» **DATA FOR PROCESSING**
<<<<

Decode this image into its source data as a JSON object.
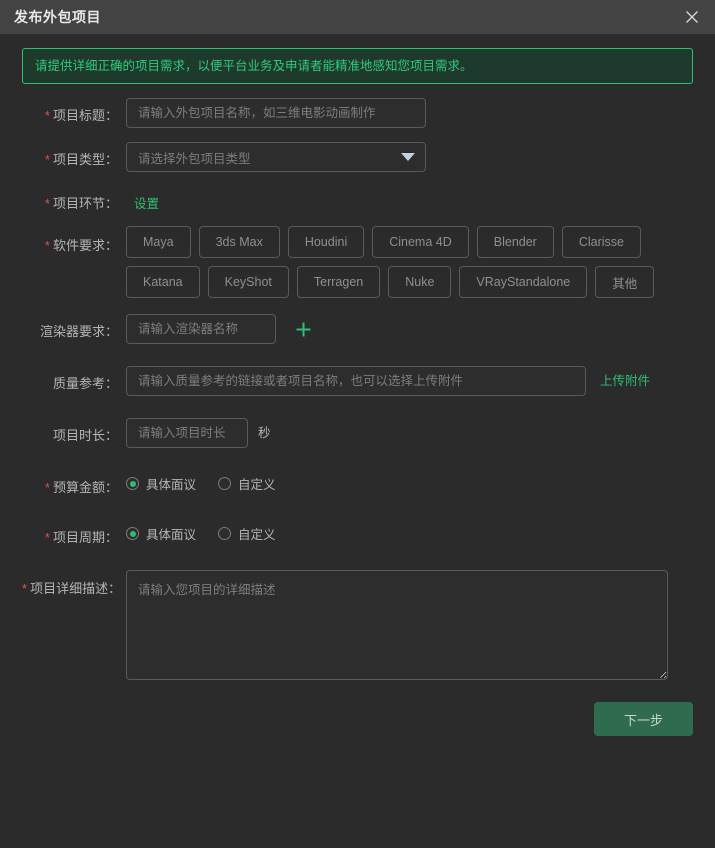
{
  "window": {
    "title": "发布外包项目",
    "close_icon": "close-icon"
  },
  "notice": {
    "text": "请提供详细正确的项目需求，以便平台业务及申请者能精准地感知您项目需求。"
  },
  "form": {
    "required_mark": "*",
    "project_title": {
      "label": "项目标题：",
      "placeholder": "请输入外包项目名称，如三维电影动画制作",
      "value": ""
    },
    "project_type": {
      "label": "项目类型：",
      "placeholder": "请选择外包项目类型",
      "value": "",
      "caret_icon": "chevron-down-icon"
    },
    "project_stage": {
      "label": "项目环节：",
      "link_label": "设置"
    },
    "software": {
      "label": "软件要求：",
      "options": [
        "Maya",
        "3ds Max",
        "Houdini",
        "Cinema 4D",
        "Blender",
        "Clarisse",
        "Katana",
        "KeyShot",
        "Terragen",
        "Nuke",
        "VRayStandalone",
        "其他"
      ]
    },
    "renderer": {
      "label": "渲染器要求：",
      "placeholder": "请输入渲染器名称",
      "value": "",
      "add_icon": "plus-icon"
    },
    "quality_reference": {
      "label": "质量参考：",
      "placeholder": "请输入质量参考的链接或者项目名称，也可以选择上传附件",
      "value": "",
      "upload_label": "上传附件"
    },
    "duration": {
      "label": "项目时长：",
      "placeholder": "请输入项目时长",
      "value": "",
      "unit": "秒"
    },
    "budget": {
      "label": "预算金额：",
      "options": [
        "具体面议",
        "自定义"
      ],
      "selected": "具体面议"
    },
    "period": {
      "label": "项目周期：",
      "options": [
        "具体面议",
        "自定义"
      ],
      "selected": "具体面议"
    },
    "description": {
      "label": "项目详细描述：",
      "placeholder": "请输入您项目的详细描述",
      "value": ""
    }
  },
  "footer": {
    "next_label": "下一步"
  },
  "colors": {
    "accent_green": "#2fbf71",
    "required_red": "#e4504d",
    "titlebar_bg": "#434343",
    "body_bg": "#2b2b2b",
    "button_green": "#2e6b4f"
  }
}
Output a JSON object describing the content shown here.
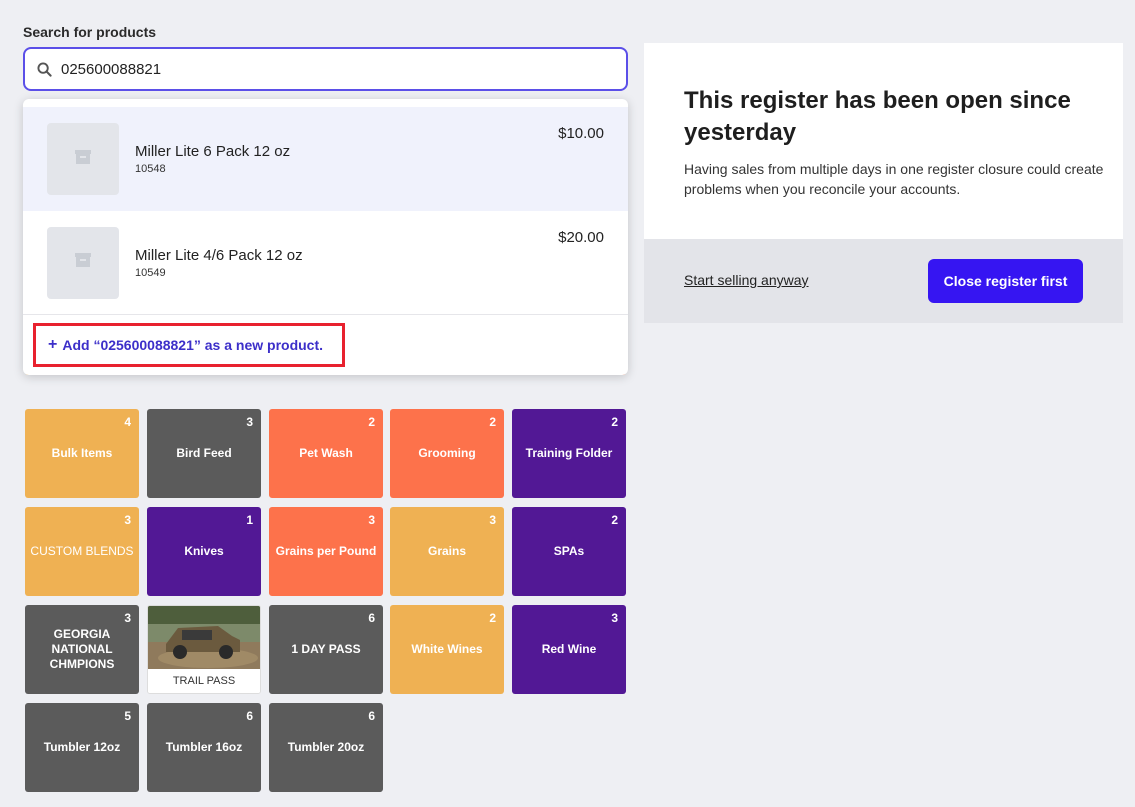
{
  "search": {
    "label": "Search for products",
    "value": "025600088821"
  },
  "results": [
    {
      "name": "Miller Lite 6 Pack 12 oz",
      "sku": "10548",
      "price": "$10.00"
    },
    {
      "name": "Miller Lite 4/6 Pack 12 oz",
      "sku": "10549",
      "price": "$20.00"
    }
  ],
  "add_new": {
    "plus": "+",
    "label": "Add “025600088821” as a new product."
  },
  "tiles": [
    {
      "label": "Bulk Items",
      "count": "4",
      "color": "#efb153"
    },
    {
      "label": "Bird Feed",
      "count": "3",
      "color": "#5b5b5b"
    },
    {
      "label": "Pet Wash",
      "count": "2",
      "color": "#fd724b"
    },
    {
      "label": "Grooming",
      "count": "2",
      "color": "#fd724b"
    },
    {
      "label": "Training Folder",
      "count": "2",
      "color": "#521895"
    },
    {
      "label": "CUSTOM BLENDS",
      "count": "3",
      "color": "#efb153"
    },
    {
      "label": "Knives",
      "count": "1",
      "color": "#521895"
    },
    {
      "label": "Grains per Pound",
      "count": "3",
      "color": "#fd724b"
    },
    {
      "label": "Grains",
      "count": "3",
      "color": "#efb153"
    },
    {
      "label": "SPAs",
      "count": "2",
      "color": "#521895"
    },
    {
      "label": "GEORGIA NATIONAL CHMPIONS",
      "count": "3",
      "color": "#5b5b5b"
    },
    {
      "label": "TRAIL PASS",
      "count": "",
      "color": "#ffffff"
    },
    {
      "label": "1 DAY PASS",
      "count": "6",
      "color": "#5b5b5b"
    },
    {
      "label": "White Wines",
      "count": "2",
      "color": "#efb153"
    },
    {
      "label": "Red Wine",
      "count": "3",
      "color": "#521895"
    },
    {
      "label": "Tumbler 12oz",
      "count": "5",
      "color": "#5b5b5b"
    },
    {
      "label": "Tumbler 16oz",
      "count": "6",
      "color": "#5b5b5b"
    },
    {
      "label": "Tumbler 20oz",
      "count": "6",
      "color": "#5b5b5b"
    }
  ],
  "panel": {
    "title": "This register has been open since yesterday",
    "description": "Having sales from multiple days in one register closure could create problems when you reconcile your accounts.",
    "secondary_action": "Start selling anyway",
    "primary_action": "Close register first",
    "primary_color": "#3615f2"
  }
}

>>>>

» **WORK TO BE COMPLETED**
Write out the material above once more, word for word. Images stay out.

» **RESULT**
Decode this image into its source data as a JSON object.
{
  "window": {
    "title": "发布外包项目",
    "close_icon": "close-icon"
  },
  "notice": {
    "text": "请提供详细正确的项目需求，以便平台业务及申请者能精准地感知您项目需求。"
  },
  "form": {
    "required_mark": "*",
    "project_title": {
      "label": "项目标题：",
      "placeholder": "请输入外包项目名称，如三维电影动画制作",
      "value": ""
    },
    "project_type": {
      "label": "项目类型：",
      "placeholder": "请选择外包项目类型",
      "value": "",
      "caret_icon": "chevron-down-icon"
    },
    "project_stage": {
      "label": "项目环节：",
      "link_label": "设置"
    },
    "software": {
      "label": "软件要求：",
      "options": [
        "Maya",
        "3ds Max",
        "Houdini",
        "Cinema 4D",
        "Blender",
        "Clarisse",
        "Katana",
        "KeyShot",
        "Terragen",
        "Nuke",
        "VRayStandalone",
        "其他"
      ]
    },
    "renderer": {
      "label": "渲染器要求：",
      "placeholder": "请输入渲染器名称",
      "value": "",
      "add_icon": "plus-icon"
    },
    "quality_reference": {
      "label": "质量参考：",
      "placeholder": "请输入质量参考的链接或者项目名称，也可以选择上传附件",
      "value": "",
      "upload_label": "上传附件"
    },
    "duration": {
      "label": "项目时长：",
      "placeholder": "请输入项目时长",
      "value": "",
      "unit": "秒"
    },
    "budget": {
      "label": "预算金额：",
      "options": [
        "具体面议",
        "自定义"
      ],
      "selected": "具体面议"
    },
    "period": {
      "label": "项目周期：",
      "options": [
        "具体面议",
        "自定义"
      ],
      "selected": "具体面议"
    },
    "description": {
      "label": "项目详细描述：",
      "placeholder": "请输入您项目的详细描述",
      "value": ""
    }
  },
  "footer": {
    "next_label": "下一步"
  },
  "colors": {
    "accent_green": "#2fbf71",
    "required_red": "#e4504d",
    "titlebar_bg": "#434343",
    "body_bg": "#2b2b2b",
    "button_green": "#2e6b4f"
  }
}
Output a JSON object describing the content shown here.
{
  "search": {
    "label": "Search for products",
    "value": "025600088821"
  },
  "results": [
    {
      "name": "Miller Lite 6 Pack 12 oz",
      "sku": "10548",
      "price": "$10.00"
    },
    {
      "name": "Miller Lite 4/6 Pack 12 oz",
      "sku": "10549",
      "price": "$20.00"
    }
  ],
  "add_new": {
    "plus": "+",
    "label": "Add “025600088821” as a new product."
  },
  "tiles": [
    {
      "label": "Bulk Items",
      "count": "4",
      "color": "#efb153"
    },
    {
      "label": "Bird Feed",
      "count": "3",
      "color": "#5b5b5b"
    },
    {
      "label": "Pet Wash",
      "count": "2",
      "color": "#fd724b"
    },
    {
      "label": "Grooming",
      "count": "2",
      "color": "#fd724b"
    },
    {
      "label": "Training Folder",
      "count": "2",
      "color": "#521895"
    },
    {
      "label": "CUSTOM BLENDS",
      "count": "3",
      "color": "#efb153"
    },
    {
      "label": "Knives",
      "count": "1",
      "color": "#521895"
    },
    {
      "label": "Grains per Pound",
      "count": "3",
      "color": "#fd724b"
    },
    {
      "label": "Grains",
      "count": "3",
      "color": "#efb153"
    },
    {
      "label": "SPAs",
      "count": "2",
      "color": "#521895"
    },
    {
      "label": "GEORGIA NATIONAL CHMPIONS",
      "count": "3",
      "color": "#5b5b5b"
    },
    {
      "label": "TRAIL PASS",
      "count": "",
      "color": "#ffffff"
    },
    {
      "label": "1 DAY PASS",
      "count": "6",
      "color": "#5b5b5b"
    },
    {
      "label": "White Wines",
      "count": "2",
      "color": "#efb153"
    },
    {
      "label": "Red Wine",
      "count": "3",
      "color": "#521895"
    },
    {
      "label": "Tumbler 12oz",
      "count": "5",
      "color": "#5b5b5b"
    },
    {
      "label": "Tumbler 16oz",
      "count": "6",
      "color": "#5b5b5b"
    },
    {
      "label": "Tumbler 20oz",
      "count": "6",
      "color": "#5b5b5b"
    }
  ],
  "panel": {
    "title": "This register has been open since yesterday",
    "description": "Having sales from multiple days in one register closure could create problems when you reconcile your accounts.",
    "secondary_action": "Start selling anyway",
    "primary_action": "Close register first",
    "primary_color": "#3615f2"
  }
}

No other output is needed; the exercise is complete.